REQUIRED ACTION
Print every record exactly, with nothing added or left out.

EXCERPTED RECORDS
○ ○ ○ ○ ○ ○ ○

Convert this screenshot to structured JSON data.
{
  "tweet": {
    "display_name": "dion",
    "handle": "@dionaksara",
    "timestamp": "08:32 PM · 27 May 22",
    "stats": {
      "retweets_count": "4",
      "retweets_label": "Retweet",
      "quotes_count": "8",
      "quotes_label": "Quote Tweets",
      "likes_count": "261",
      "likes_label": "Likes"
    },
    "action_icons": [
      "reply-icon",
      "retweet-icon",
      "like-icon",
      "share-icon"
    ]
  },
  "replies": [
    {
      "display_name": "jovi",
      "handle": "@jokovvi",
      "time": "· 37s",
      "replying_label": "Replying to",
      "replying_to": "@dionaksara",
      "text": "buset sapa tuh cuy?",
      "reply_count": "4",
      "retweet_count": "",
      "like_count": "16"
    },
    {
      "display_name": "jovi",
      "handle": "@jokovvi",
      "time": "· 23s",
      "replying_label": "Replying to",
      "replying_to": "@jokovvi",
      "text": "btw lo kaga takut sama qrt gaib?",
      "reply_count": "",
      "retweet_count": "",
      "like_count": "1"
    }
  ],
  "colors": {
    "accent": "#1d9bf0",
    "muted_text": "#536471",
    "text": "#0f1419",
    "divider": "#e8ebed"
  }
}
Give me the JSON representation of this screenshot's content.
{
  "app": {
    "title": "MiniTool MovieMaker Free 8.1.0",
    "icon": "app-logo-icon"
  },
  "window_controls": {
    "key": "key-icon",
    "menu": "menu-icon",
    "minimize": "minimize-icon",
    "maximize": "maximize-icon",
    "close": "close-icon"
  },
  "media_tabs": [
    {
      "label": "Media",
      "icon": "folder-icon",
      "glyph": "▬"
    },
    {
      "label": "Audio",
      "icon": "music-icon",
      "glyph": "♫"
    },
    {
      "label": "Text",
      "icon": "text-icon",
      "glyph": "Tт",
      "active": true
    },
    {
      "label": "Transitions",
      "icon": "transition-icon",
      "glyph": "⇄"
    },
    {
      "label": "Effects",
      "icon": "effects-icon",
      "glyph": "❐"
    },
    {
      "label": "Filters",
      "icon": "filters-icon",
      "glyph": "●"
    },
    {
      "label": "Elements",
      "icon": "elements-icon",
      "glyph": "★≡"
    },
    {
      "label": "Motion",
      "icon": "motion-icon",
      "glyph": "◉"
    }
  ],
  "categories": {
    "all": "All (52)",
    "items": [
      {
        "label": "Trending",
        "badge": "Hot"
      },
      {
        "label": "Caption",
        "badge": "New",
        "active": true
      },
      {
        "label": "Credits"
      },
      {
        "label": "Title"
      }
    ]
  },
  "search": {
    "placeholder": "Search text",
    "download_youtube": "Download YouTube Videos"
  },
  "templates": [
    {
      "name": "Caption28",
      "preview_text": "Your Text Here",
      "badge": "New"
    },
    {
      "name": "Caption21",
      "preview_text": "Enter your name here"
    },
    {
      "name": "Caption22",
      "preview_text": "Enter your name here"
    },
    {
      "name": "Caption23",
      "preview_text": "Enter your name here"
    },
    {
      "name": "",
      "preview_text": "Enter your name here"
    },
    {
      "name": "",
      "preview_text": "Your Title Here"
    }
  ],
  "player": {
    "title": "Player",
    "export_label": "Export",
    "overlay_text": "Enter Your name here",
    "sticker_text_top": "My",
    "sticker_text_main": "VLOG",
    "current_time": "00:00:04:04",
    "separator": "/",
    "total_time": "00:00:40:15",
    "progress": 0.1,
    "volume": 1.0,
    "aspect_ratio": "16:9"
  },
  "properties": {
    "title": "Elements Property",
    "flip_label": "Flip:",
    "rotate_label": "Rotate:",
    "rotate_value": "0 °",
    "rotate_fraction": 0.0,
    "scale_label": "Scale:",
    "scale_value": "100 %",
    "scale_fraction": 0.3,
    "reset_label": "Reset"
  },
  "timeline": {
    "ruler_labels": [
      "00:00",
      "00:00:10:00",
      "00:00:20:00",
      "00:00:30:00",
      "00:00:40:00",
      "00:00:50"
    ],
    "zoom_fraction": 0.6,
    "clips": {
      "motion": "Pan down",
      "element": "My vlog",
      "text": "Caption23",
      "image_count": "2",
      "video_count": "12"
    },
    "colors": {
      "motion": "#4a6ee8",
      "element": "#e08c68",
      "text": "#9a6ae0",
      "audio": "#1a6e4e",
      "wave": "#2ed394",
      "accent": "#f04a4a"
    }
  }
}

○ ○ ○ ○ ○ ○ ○

TASK SOLUTION
Convert this screenshot to structured JSON data.
{
  "tweet": {
    "display_name": "dion",
    "handle": "@dionaksara",
    "timestamp": "08:32 PM · 27 May 22",
    "stats": {
      "retweets_count": "4",
      "retweets_label": "Retweet",
      "quotes_count": "8",
      "quotes_label": "Quote Tweets",
      "likes_count": "261",
      "likes_label": "Likes"
    },
    "action_icons": [
      "reply-icon",
      "retweet-icon",
      "like-icon",
      "share-icon"
    ]
  },
  "replies": [
    {
      "display_name": "jovi",
      "handle": "@jokovvi",
      "time": "· 37s",
      "replying_label": "Replying to",
      "replying_to": "@dionaksara",
      "text": "buset sapa tuh cuy?",
      "reply_count": "4",
      "retweet_count": "",
      "like_count": "16"
    },
    {
      "display_name": "jovi",
      "handle": "@jokovvi",
      "time": "· 23s",
      "replying_label": "Replying to",
      "replying_to": "@jokovvi",
      "text": "btw lo kaga takut sama qrt gaib?",
      "reply_count": "",
      "retweet_count": "",
      "like_count": "1"
    }
  ],
  "colors": {
    "accent": "#1d9bf0",
    "muted_text": "#536471",
    "text": "#0f1419",
    "divider": "#e8ebed"
  }
}
Give me the JSON representation of this screenshot's content.
{
  "app": {
    "title": "MiniTool MovieMaker Free 8.1.0",
    "icon": "app-logo-icon"
  },
  "window_controls": {
    "key": "key-icon",
    "menu": "menu-icon",
    "minimize": "minimize-icon",
    "maximize": "maximize-icon",
    "close": "close-icon"
  },
  "media_tabs": [
    {
      "label": "Media",
      "icon": "folder-icon",
      "glyph": "▬"
    },
    {
      "label": "Audio",
      "icon": "music-icon",
      "glyph": "♫"
    },
    {
      "label": "Text",
      "icon": "text-icon",
      "glyph": "Tт",
      "active": true
    },
    {
      "label": "Transitions",
      "icon": "transition-icon",
      "glyph": "⇄"
    },
    {
      "label": "Effects",
      "icon": "effects-icon",
      "glyph": "❐"
    },
    {
      "label": "Filters",
      "icon": "filters-icon",
      "glyph": "●"
    },
    {
      "label": "Elements",
      "icon": "elements-icon",
      "glyph": "★≡"
    },
    {
      "label": "Motion",
      "icon": "motion-icon",
      "glyph": "◉"
    }
  ],
  "categories": {
    "all": "All (52)",
    "items": [
      {
        "label": "Trending",
        "badge": "Hot"
      },
      {
        "label": "Caption",
        "badge": "New",
        "active": true
      },
      {
        "label": "Credits"
      },
      {
        "label": "Title"
      }
    ]
  },
  "search": {
    "placeholder": "Search text",
    "download_youtube": "Download YouTube Videos"
  },
  "templates": [
    {
      "name": "Caption28",
      "preview_text": "Your Text Here",
      "badge": "New"
    },
    {
      "name": "Caption21",
      "preview_text": "Enter your name here"
    },
    {
      "name": "Caption22",
      "preview_text": "Enter your name here"
    },
    {
      "name": "Caption23",
      "preview_text": "Enter your name here"
    },
    {
      "name": "",
      "preview_text": "Enter your name here"
    },
    {
      "name": "",
      "preview_text": "Your Title Here"
    }
  ],
  "player": {
    "title": "Player",
    "export_label": "Export",
    "overlay_text": "Enter Your name here",
    "sticker_text_top": "My",
    "sticker_text_main": "VLOG",
    "current_time": "00:00:04:04",
    "separator": "/",
    "total_time": "00:00:40:15",
    "progress": 0.1,
    "volume": 1.0,
    "aspect_ratio": "16:9"
  },
  "properties": {
    "title": "Elements Property",
    "flip_label": "Flip:",
    "rotate_label": "Rotate:",
    "rotate_value": "0 °",
    "rotate_fraction": 0.0,
    "scale_label": "Scale:",
    "scale_value": "100 %",
    "scale_fraction": 0.3,
    "reset_label": "Reset"
  },
  "timeline": {
    "ruler_labels": [
      "00:00",
      "00:00:10:00",
      "00:00:20:00",
      "00:00:30:00",
      "00:00:40:00",
      "00:00:50"
    ],
    "zoom_fraction": 0.6,
    "clips": {
      "motion": "Pan down",
      "element": "My vlog",
      "text": "Caption23",
      "image_count": "2",
      "video_count": "12"
    },
    "colors": {
      "motion": "#4a6ee8",
      "element": "#e08c68",
      "text": "#9a6ae0",
      "audio": "#1a6e4e",
      "wave": "#2ed394",
      "accent": "#f04a4a"
    }
  }
}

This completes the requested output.